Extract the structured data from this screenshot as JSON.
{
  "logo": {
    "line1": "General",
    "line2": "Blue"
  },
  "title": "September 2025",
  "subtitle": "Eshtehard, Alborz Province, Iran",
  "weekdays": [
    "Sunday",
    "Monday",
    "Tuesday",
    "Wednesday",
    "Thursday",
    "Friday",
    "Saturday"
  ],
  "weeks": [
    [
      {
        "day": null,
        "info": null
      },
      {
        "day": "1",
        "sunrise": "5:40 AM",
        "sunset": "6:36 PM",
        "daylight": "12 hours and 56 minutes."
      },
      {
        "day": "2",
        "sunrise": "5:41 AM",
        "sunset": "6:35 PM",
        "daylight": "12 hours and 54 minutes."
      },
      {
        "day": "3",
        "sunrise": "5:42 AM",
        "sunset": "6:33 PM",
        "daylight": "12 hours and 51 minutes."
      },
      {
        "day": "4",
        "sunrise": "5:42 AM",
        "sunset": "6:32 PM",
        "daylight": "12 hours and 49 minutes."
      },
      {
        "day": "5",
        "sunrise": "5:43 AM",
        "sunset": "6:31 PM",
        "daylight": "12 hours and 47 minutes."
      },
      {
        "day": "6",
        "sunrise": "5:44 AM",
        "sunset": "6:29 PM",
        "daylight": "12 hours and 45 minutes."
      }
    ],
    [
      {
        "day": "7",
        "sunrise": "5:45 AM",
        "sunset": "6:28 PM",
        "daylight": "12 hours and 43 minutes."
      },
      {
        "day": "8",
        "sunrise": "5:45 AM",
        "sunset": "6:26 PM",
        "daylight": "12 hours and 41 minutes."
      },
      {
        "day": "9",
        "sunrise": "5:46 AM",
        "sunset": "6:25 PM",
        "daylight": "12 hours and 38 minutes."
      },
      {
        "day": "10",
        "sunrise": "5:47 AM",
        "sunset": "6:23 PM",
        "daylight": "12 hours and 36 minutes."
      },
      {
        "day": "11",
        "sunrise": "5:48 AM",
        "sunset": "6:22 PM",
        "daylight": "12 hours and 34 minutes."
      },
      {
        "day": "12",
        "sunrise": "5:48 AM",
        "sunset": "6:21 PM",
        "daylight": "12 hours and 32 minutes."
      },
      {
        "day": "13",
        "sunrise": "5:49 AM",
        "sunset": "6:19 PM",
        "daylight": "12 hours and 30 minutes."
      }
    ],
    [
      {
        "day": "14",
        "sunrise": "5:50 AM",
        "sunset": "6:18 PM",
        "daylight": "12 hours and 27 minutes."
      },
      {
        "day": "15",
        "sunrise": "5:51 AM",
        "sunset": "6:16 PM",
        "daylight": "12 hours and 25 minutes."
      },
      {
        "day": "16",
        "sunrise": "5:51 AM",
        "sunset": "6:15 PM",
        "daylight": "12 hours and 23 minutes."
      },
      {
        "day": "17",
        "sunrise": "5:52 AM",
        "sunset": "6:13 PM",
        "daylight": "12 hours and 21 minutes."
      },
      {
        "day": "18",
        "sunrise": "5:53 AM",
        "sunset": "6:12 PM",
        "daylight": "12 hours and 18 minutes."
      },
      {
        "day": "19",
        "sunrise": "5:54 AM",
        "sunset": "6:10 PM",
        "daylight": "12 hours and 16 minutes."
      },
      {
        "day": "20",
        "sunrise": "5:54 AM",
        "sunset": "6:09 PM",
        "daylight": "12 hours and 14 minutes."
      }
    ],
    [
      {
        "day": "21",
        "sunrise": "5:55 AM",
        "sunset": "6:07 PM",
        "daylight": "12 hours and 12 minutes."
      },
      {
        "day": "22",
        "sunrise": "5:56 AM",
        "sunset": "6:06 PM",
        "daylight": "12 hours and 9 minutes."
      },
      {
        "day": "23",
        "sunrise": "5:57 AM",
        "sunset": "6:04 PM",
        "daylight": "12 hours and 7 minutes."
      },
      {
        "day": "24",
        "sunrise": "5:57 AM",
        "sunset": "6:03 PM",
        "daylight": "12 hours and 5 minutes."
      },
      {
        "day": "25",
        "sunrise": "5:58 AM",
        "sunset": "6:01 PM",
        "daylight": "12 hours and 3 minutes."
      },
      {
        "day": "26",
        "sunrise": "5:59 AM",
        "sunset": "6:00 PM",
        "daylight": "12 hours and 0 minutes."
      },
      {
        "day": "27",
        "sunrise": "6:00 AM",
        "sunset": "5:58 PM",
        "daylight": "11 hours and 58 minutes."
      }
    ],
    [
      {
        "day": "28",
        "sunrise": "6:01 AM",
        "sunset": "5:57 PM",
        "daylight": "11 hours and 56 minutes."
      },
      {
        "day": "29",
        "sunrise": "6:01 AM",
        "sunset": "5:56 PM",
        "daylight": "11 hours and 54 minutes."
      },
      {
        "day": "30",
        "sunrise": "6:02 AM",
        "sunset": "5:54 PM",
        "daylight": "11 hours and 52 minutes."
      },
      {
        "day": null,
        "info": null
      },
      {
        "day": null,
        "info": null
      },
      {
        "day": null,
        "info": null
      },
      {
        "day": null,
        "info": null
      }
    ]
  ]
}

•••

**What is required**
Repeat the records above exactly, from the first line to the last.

**Task response**
Extract the structured data from this screenshot as JSON.
{
  "logo": {
    "line1": "General",
    "line2": "Blue"
  },
  "title": "September 2025",
  "subtitle": "Eshtehard, Alborz Province, Iran",
  "weekdays": [
    "Sunday",
    "Monday",
    "Tuesday",
    "Wednesday",
    "Thursday",
    "Friday",
    "Saturday"
  ],
  "weeks": [
    [
      {
        "day": null,
        "info": null
      },
      {
        "day": "1",
        "sunrise": "5:40 AM",
        "sunset": "6:36 PM",
        "daylight": "12 hours and 56 minutes."
      },
      {
        "day": "2",
        "sunrise": "5:41 AM",
        "sunset": "6:35 PM",
        "daylight": "12 hours and 54 minutes."
      },
      {
        "day": "3",
        "sunrise": "5:42 AM",
        "sunset": "6:33 PM",
        "daylight": "12 hours and 51 minutes."
      },
      {
        "day": "4",
        "sunrise": "5:42 AM",
        "sunset": "6:32 PM",
        "daylight": "12 hours and 49 minutes."
      },
      {
        "day": "5",
        "sunrise": "5:43 AM",
        "sunset": "6:31 PM",
        "daylight": "12 hours and 47 minutes."
      },
      {
        "day": "6",
        "sunrise": "5:44 AM",
        "sunset": "6:29 PM",
        "daylight": "12 hours and 45 minutes."
      }
    ],
    [
      {
        "day": "7",
        "sunrise": "5:45 AM",
        "sunset": "6:28 PM",
        "daylight": "12 hours and 43 minutes."
      },
      {
        "day": "8",
        "sunrise": "5:45 AM",
        "sunset": "6:26 PM",
        "daylight": "12 hours and 41 minutes."
      },
      {
        "day": "9",
        "sunrise": "5:46 AM",
        "sunset": "6:25 PM",
        "daylight": "12 hours and 38 minutes."
      },
      {
        "day": "10",
        "sunrise": "5:47 AM",
        "sunset": "6:23 PM",
        "daylight": "12 hours and 36 minutes."
      },
      {
        "day": "11",
        "sunrise": "5:48 AM",
        "sunset": "6:22 PM",
        "daylight": "12 hours and 34 minutes."
      },
      {
        "day": "12",
        "sunrise": "5:48 AM",
        "sunset": "6:21 PM",
        "daylight": "12 hours and 32 minutes."
      },
      {
        "day": "13",
        "sunrise": "5:49 AM",
        "sunset": "6:19 PM",
        "daylight": "12 hours and 30 minutes."
      }
    ],
    [
      {
        "day": "14",
        "sunrise": "5:50 AM",
        "sunset": "6:18 PM",
        "daylight": "12 hours and 27 minutes."
      },
      {
        "day": "15",
        "sunrise": "5:51 AM",
        "sunset": "6:16 PM",
        "daylight": "12 hours and 25 minutes."
      },
      {
        "day": "16",
        "sunrise": "5:51 AM",
        "sunset": "6:15 PM",
        "daylight": "12 hours and 23 minutes."
      },
      {
        "day": "17",
        "sunrise": "5:52 AM",
        "sunset": "6:13 PM",
        "daylight": "12 hours and 21 minutes."
      },
      {
        "day": "18",
        "sunrise": "5:53 AM",
        "sunset": "6:12 PM",
        "daylight": "12 hours and 18 minutes."
      },
      {
        "day": "19",
        "sunrise": "5:54 AM",
        "sunset": "6:10 PM",
        "daylight": "12 hours and 16 minutes."
      },
      {
        "day": "20",
        "sunrise": "5:54 AM",
        "sunset": "6:09 PM",
        "daylight": "12 hours and 14 minutes."
      }
    ],
    [
      {
        "day": "21",
        "sunrise": "5:55 AM",
        "sunset": "6:07 PM",
        "daylight": "12 hours and 12 minutes."
      },
      {
        "day": "22",
        "sunrise": "5:56 AM",
        "sunset": "6:06 PM",
        "daylight": "12 hours and 9 minutes."
      },
      {
        "day": "23",
        "sunrise": "5:57 AM",
        "sunset": "6:04 PM",
        "daylight": "12 hours and 7 minutes."
      },
      {
        "day": "24",
        "sunrise": "5:57 AM",
        "sunset": "6:03 PM",
        "daylight": "12 hours and 5 minutes."
      },
      {
        "day": "25",
        "sunrise": "5:58 AM",
        "sunset": "6:01 PM",
        "daylight": "12 hours and 3 minutes."
      },
      {
        "day": "26",
        "sunrise": "5:59 AM",
        "sunset": "6:00 PM",
        "daylight": "12 hours and 0 minutes."
      },
      {
        "day": "27",
        "sunrise": "6:00 AM",
        "sunset": "5:58 PM",
        "daylight": "11 hours and 58 minutes."
      }
    ],
    [
      {
        "day": "28",
        "sunrise": "6:01 AM",
        "sunset": "5:57 PM",
        "daylight": "11 hours and 56 minutes."
      },
      {
        "day": "29",
        "sunrise": "6:01 AM",
        "sunset": "5:56 PM",
        "daylight": "11 hours and 54 minutes."
      },
      {
        "day": "30",
        "sunrise": "6:02 AM",
        "sunset": "5:54 PM",
        "daylight": "11 hours and 52 minutes."
      },
      {
        "day": null,
        "info": null
      },
      {
        "day": null,
        "info": null
      },
      {
        "day": null,
        "info": null
      },
      {
        "day": null,
        "info": null
      }
    ]
  ]
}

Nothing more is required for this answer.